Philippines To Appeal To ASEAN To Halt China's Construction Of A School On Yongxing Island In South China Sea

 @SnehaShankar30
on June 16 2014 5:04 AM
Anti-China protests
Filipino activists and Vietnamese nationals display placards and chant anti-China slogans as they march outside the Chinese Consulate in Manila's Makati financial district on May 16, 2014. Reuters/Erik De Castro

The Philippines said Monday that it will appeal to the Association of Southeast Asian Nations, or ASEAN, to halt China’s construction of a school on an island in the disputed waters of the South China Sea.

The decision follows China's move on Saturday to begin building a school for the children of its military personnel posted on the largest island in the Paracel Islands cluster, whose ownership is disputed by several of Beijing’s neighbors. Two years ago, China, reportedly in a bid to establish its supremacy in that region of the South China Sea, set up a city called Sansha on the oil-rich piece of land known as Woody Island, which the Chinese call Yongxing.

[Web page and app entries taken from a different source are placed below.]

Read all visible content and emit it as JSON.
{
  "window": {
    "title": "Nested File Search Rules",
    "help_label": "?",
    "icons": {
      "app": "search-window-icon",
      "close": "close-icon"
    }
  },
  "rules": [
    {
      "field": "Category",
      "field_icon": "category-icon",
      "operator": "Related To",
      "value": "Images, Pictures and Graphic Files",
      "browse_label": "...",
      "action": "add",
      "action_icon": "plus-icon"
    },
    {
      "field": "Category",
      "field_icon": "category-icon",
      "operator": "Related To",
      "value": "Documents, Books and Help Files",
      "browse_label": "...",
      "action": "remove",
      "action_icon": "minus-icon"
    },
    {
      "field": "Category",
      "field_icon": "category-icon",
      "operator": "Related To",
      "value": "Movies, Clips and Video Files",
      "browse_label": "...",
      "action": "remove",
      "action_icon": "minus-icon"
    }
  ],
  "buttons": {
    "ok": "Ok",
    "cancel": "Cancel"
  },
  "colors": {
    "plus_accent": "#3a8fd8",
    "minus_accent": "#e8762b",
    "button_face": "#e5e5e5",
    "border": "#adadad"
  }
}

"I think we would use the international community to step up and to say that we need to manage the tensions in the South China Sea before it gets out of hand," Albert del Rosario, Philippines’ foreign secretary said, according to Associated Press, or AP.

Yongxing Island, which lies about 220 miles from China’s southernmost province of Hainan, is also claimed by Vietnam and Taiwan. The Chinese-built city of Sansha is also equipped with facilities such as an airport, cellphone coverage and satellite television to serve the 1,443 people living on the island, AP reported.  

Del Rosario said, according to AP, which cited a local news network, that China’s move to build a school in the city is aimed at expanding its hold in the South China Sea as rapidly as possible, before the ASEAN bloc sets rigid rules to operate in the region. He added that his country is working on formulating a code of conduct to control disputable activities in the region, based on the recommendations of Danny Russel, a top diplomat from the U.S.

The situation in the South China Sea remains strained since China dispatched an oil rig last month into the disputed waters, triggering violent protests in Vietnam against Chinese-owned businesses in the country.

The Philippines too has opposed China's moves and says that Beijing has built military bases and airstrips in the region. Filipino officials Sunday also opposed China’s move of reclaiming land in the McKennan-Hughes reef on the Spratly Islands, an archipelago south of the Paracel Islands and off the coasts of the Philippines, Vietnam and Malaysia, in the South China Sea.

Share this article